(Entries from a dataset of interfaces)

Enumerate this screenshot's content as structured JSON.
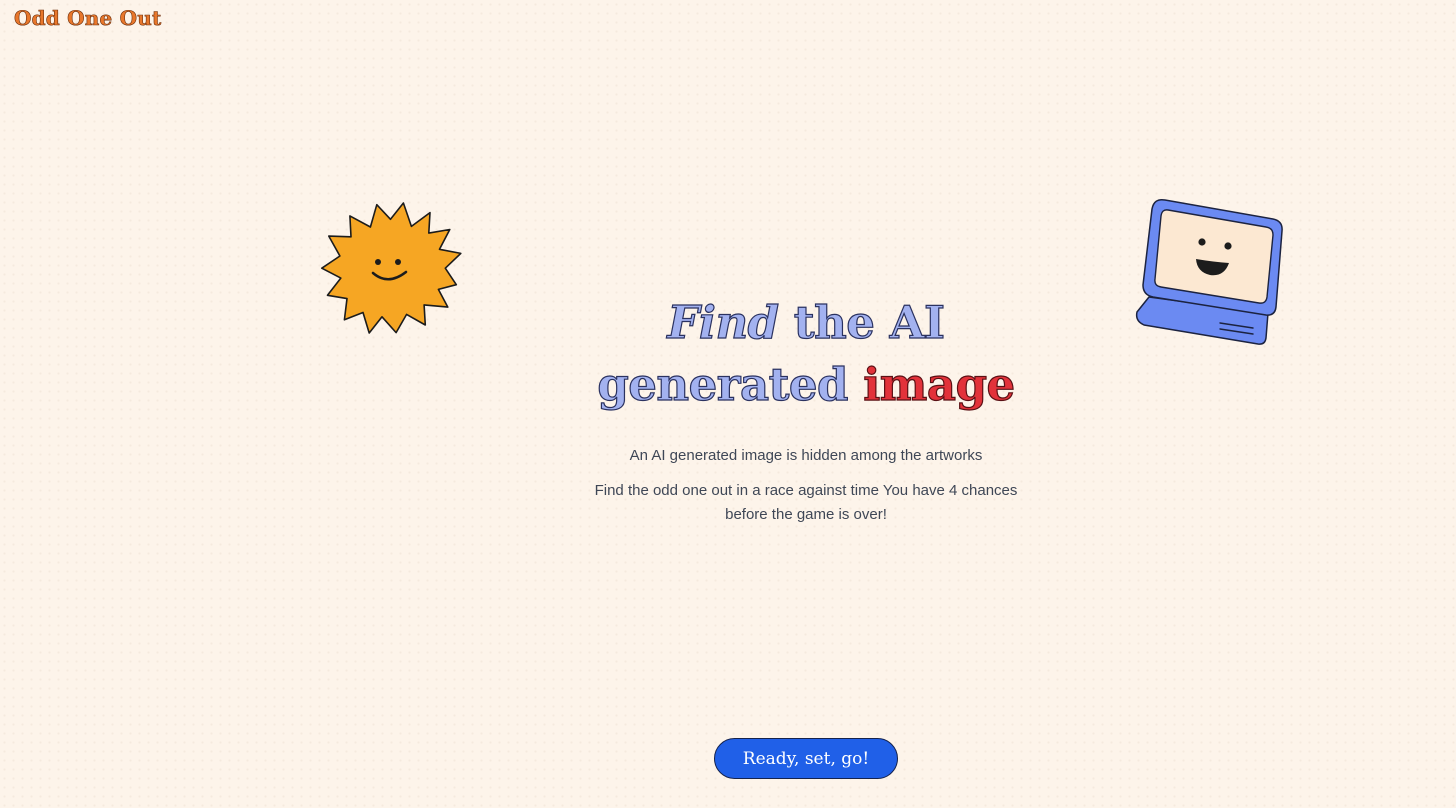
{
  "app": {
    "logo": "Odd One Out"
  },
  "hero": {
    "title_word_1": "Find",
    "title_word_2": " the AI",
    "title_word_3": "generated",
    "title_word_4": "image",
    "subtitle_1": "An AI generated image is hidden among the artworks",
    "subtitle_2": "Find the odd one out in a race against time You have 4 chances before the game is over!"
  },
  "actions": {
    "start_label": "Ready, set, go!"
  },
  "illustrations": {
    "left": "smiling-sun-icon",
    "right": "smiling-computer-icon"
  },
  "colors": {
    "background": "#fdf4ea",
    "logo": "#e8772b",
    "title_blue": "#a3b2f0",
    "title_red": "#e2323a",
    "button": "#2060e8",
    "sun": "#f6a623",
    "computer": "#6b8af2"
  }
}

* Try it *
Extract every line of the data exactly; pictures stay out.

* Task response *
Enumerate this screenshot's content as structured JSON.
{
  "app": {
    "logo": "Odd One Out"
  },
  "hero": {
    "title_word_1": "Find",
    "title_word_2": " the AI",
    "title_word_3": "generated",
    "title_word_4": "image",
    "subtitle_1": "An AI generated image is hidden among the artworks",
    "subtitle_2": "Find the odd one out in a race against time You have 4 chances before the game is over!"
  },
  "actions": {
    "start_label": "Ready, set, go!"
  },
  "illustrations": {
    "left": "smiling-sun-icon",
    "right": "smiling-computer-icon"
  },
  "colors": {
    "background": "#fdf4ea",
    "logo": "#e8772b",
    "title_blue": "#a3b2f0",
    "title_red": "#e2323a",
    "button": "#2060e8",
    "sun": "#f6a623",
    "computer": "#6b8af2"
  }
}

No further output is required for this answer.